  • c) CX will pay HK$4.07bn to buy another 10% of CA. CX will end up with 20% CA in total
  • 2) CNAC will acquire 10.16% CX share with 5.39bn, presumably using the cash it received from selling KA/CA
  • 3) CX and CA will form a cargo JV, which will be based in Shanghai
  • 4) CITIC share in CX will be reduced from 25.4% to 17.5%
  • 5) CNAC will hold 7.34% CX, and none in KA
  • 6) Swire to maintain control of CX in future under side agreements
Kong Chan suggested a couple simple ways to valuate Dragon Airline.

His "Method 1" deaverages the profits from 3 categories, passenger, cargo and 'others'. He suggested we could use benchmarking and look for comparables.

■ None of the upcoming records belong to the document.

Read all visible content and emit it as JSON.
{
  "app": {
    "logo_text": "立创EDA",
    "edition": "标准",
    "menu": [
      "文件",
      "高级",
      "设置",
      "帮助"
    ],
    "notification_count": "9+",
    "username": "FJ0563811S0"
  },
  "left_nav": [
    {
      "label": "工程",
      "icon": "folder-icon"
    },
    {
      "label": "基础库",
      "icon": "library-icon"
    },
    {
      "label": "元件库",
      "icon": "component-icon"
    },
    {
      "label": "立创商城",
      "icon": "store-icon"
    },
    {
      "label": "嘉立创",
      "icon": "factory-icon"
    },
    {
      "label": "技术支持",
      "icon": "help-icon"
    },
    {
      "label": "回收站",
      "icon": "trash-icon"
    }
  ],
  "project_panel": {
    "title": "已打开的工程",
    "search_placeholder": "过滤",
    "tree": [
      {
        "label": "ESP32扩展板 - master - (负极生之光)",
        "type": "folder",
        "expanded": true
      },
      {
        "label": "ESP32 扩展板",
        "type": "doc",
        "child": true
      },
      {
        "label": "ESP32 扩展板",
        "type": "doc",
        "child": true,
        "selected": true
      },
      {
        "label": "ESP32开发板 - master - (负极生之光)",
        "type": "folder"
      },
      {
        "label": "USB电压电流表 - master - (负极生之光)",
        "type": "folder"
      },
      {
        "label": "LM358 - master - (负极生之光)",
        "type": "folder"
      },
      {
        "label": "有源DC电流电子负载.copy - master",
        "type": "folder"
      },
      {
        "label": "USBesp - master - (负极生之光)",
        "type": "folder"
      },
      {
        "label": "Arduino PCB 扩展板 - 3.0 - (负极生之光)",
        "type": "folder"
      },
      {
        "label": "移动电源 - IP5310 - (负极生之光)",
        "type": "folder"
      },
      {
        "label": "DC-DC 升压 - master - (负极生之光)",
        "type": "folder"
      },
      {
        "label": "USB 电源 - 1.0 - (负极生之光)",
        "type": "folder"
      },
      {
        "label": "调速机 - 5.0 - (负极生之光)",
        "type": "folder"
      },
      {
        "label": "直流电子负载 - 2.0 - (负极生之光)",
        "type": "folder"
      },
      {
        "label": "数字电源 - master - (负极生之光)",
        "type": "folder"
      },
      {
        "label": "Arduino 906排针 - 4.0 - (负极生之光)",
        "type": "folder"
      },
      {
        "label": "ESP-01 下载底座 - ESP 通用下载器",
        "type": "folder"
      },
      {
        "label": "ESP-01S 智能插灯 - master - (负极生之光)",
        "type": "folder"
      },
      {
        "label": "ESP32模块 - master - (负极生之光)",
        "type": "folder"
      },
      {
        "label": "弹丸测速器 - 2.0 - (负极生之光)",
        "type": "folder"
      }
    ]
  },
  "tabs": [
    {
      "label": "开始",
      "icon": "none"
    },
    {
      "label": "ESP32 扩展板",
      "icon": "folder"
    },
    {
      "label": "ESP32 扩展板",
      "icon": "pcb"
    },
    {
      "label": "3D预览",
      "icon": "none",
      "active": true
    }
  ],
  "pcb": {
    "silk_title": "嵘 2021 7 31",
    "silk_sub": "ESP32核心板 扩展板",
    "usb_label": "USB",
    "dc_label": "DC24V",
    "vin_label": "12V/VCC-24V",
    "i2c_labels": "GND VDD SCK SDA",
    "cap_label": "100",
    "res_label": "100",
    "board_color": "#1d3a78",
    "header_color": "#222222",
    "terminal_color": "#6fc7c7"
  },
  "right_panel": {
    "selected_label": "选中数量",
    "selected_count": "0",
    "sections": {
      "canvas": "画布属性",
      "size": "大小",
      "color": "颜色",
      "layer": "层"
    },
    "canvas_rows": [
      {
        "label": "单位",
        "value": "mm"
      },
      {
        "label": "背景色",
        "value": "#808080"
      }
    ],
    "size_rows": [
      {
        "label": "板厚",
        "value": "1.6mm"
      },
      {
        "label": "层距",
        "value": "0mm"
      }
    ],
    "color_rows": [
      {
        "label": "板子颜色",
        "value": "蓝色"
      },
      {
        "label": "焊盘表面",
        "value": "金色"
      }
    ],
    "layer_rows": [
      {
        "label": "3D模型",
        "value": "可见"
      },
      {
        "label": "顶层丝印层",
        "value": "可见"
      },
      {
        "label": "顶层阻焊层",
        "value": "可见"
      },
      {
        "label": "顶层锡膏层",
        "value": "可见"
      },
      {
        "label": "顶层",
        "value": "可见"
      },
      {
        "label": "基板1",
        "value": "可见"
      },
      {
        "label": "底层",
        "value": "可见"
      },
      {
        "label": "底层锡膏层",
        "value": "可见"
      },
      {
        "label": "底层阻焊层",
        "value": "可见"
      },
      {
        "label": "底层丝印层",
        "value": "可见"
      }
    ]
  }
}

In addition, he thought it is possible to adjust the benchmarking ratios using capacity and load factors using simple ratios.

There are a couple problems about that.
  1. Usually it is easy to find revenue split, but very difficult to find profit split. Especially for airlines. Because, apart from a few cargo planes, most of the cargos actually go into the belly of the passenger planes. (A main reason why CX does not fly to Hawaii. no cargo to fill) Now how do you allocate the cost to cargo?
  2. Load factor and profit is a highly non-linear relationship. e.g. a company can be just breaking even at load factor of 65%, while the profit at 90% load would be 5 times as much as that at 80%. That is why airlines tend to fill their last seats at deeply discounted coach tickets, since there is very small incremental cost.

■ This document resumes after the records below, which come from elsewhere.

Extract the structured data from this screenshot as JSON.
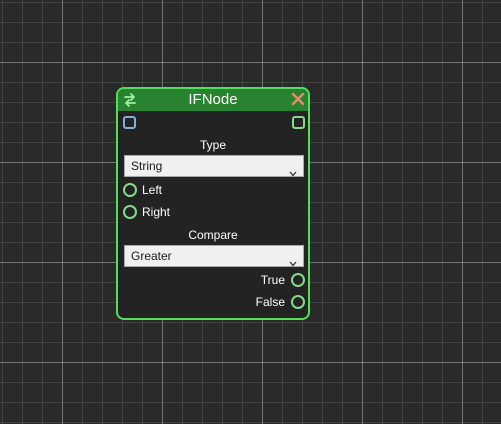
{
  "node": {
    "title": "IFNode",
    "header_icon": "swap-arrows-icon",
    "close_icon": "close-icon",
    "type_label": "Type",
    "type_value": "String",
    "inputs": [
      "Left",
      "Right"
    ],
    "compare_label": "Compare",
    "compare_value": "Greater",
    "outputs": [
      "True",
      "False"
    ]
  },
  "colors": {
    "node_border": "#52e05a",
    "header_bg": "#27832f",
    "body_bg": "#232323",
    "port_green": "#86d98b",
    "port_blue": "#7fb0d8",
    "close_orange": "#e88a6e",
    "canvas_bg": "#2a2a2a"
  }
}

His "Method 2" is a highly level benchmarking using comparables. That sounds a simpler job. However, I believe for KA, CX is a much closer comparable than CA. In fact, KA is almost a clone out of CX, as many of the staff were cross-trained back in the honeymoon years.


Applying CX's multiples (PE, PB, etc) to KA's corresponding numbers (and adjust for asset/debt) should yield the fair market value for KA, fairly accurately. Those numbers should be published when the transaction becomes official. (Kong Chan worries about data availability and compromised on the elss accurate methods.)

However, "fair market value" is what KA should sell for in an IPO. It is the price for you and me. For CX, the value is much larger. And Citic/CNAC know this. CX needs to pay the premium for

  1. Elimination of a competitor. No more price cutting in China routes. No more bickering on route expansion, hence saving management resources and time to market. Price premium for all ex-HKG flights (both CX and KA, in particular those that overlap)
  2. Synergy: lower cost in maintaining the China outports, PEK/TPE/SHA/XMN, feed traffic LAX-HKG-China, better utilization for both passenger and cargo due to larger scale, consolidation of HKG base and corporate overhead, etc.
  3. Potential growth: assuming KA's routes (developing Asia and China) will grow faster than CX's more matured markets (Europe, Japan Australia and N America)
  4. Other intangible (and tangible) benefits: getting into China market for CX, the leverage inside oneworld alliance, etc.

So the transaction price should reflect some 30-80% of this premium, depending on the bargaining power. It looks likely it will be on the high side, as we know CX eagerly wants the China routes.

This is good news for CX and KA. But bad news for consumers in HK. Monopoly is never a good thing for consumers.

p.s. Bloggers seems to have some technical glitches recently. I could not put this into his comment field.


Sun Bin said...

One strange point of the deal:
The deal also results in Air China offering to privatize China National Aviation Co. Ltd. (CNAC) (HKSE:1110.HK - News), which is the largest shareholder in unlisted Dragonair, at HK$2.80 a share, a premium of 42 percent over its last trading price.

This explains why CNAC share jumped but CA share was sluggish ann even dipped a little.

Sun Bin said...

CX press announcement

Sun Bin said...

Detailed filing to HKEX of the deal

ChinaLawBlog said...

I agree this is likely to lead to increased HK-mainland fares. It almost has to, which is too bad.

Cathay Pacific Airlines said...

Hong Kong-based airlines Dragon Air and Cathay Pacific Cargo have been awarded the Skytrax World Airline Awards for this year. Its a great thing that they both merged.